Exercise objective => Locate every line below that contains the word "comments" and copy it.

══════════

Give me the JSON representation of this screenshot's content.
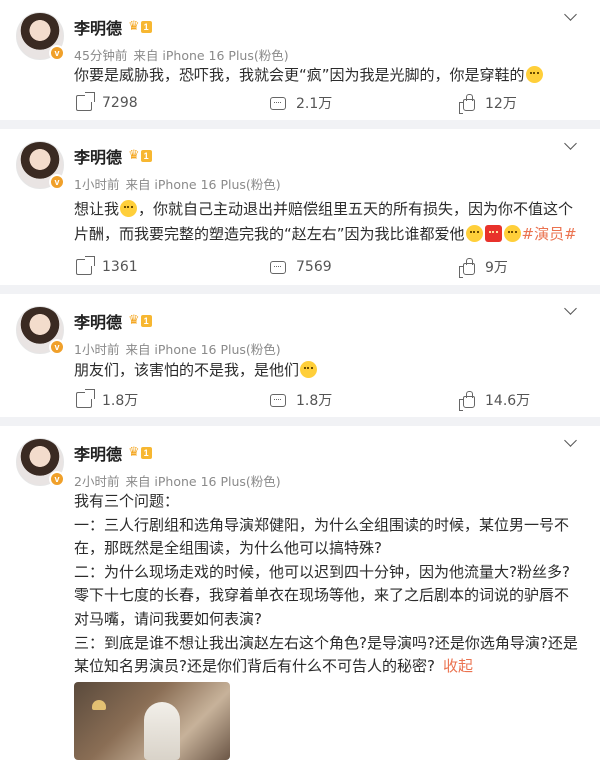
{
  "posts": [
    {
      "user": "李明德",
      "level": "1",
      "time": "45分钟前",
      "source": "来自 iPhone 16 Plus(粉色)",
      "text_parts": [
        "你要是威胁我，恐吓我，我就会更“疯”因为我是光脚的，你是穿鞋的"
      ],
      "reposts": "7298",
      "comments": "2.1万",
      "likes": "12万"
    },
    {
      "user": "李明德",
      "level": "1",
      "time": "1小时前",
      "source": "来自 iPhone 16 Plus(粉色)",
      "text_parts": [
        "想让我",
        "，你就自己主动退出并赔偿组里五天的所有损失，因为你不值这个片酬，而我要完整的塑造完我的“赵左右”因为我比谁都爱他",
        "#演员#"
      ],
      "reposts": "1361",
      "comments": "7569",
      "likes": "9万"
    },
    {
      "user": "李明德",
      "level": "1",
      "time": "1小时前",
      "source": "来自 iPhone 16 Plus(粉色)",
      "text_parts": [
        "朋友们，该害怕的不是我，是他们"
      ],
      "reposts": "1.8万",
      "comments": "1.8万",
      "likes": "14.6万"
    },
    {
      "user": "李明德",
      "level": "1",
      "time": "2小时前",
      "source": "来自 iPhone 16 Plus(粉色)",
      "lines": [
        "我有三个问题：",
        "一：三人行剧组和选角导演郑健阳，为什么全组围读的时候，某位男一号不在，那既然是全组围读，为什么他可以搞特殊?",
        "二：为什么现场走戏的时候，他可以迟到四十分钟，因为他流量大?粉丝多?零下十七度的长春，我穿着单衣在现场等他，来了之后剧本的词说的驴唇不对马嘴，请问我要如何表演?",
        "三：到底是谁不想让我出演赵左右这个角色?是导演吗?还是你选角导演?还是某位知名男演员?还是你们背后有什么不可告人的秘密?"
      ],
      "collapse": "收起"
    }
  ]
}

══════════

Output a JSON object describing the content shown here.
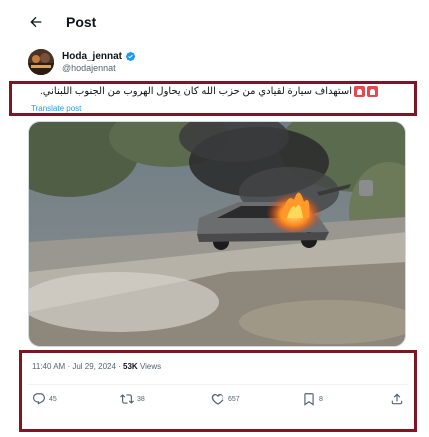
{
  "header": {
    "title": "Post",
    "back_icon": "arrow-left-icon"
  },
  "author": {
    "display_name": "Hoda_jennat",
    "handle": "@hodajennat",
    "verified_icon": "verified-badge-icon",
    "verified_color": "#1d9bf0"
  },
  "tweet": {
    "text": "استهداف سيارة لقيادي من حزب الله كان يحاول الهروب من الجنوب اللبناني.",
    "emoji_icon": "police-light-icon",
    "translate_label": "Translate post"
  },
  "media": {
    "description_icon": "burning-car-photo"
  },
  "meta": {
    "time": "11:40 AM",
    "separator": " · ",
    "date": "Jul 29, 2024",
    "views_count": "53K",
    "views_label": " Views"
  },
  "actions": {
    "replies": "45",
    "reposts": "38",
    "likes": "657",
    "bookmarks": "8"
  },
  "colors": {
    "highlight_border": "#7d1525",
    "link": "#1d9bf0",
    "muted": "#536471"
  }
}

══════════

Response below =>
      "comments": "2.1万",
      "comments": "7569",
      "comments": "1.8万",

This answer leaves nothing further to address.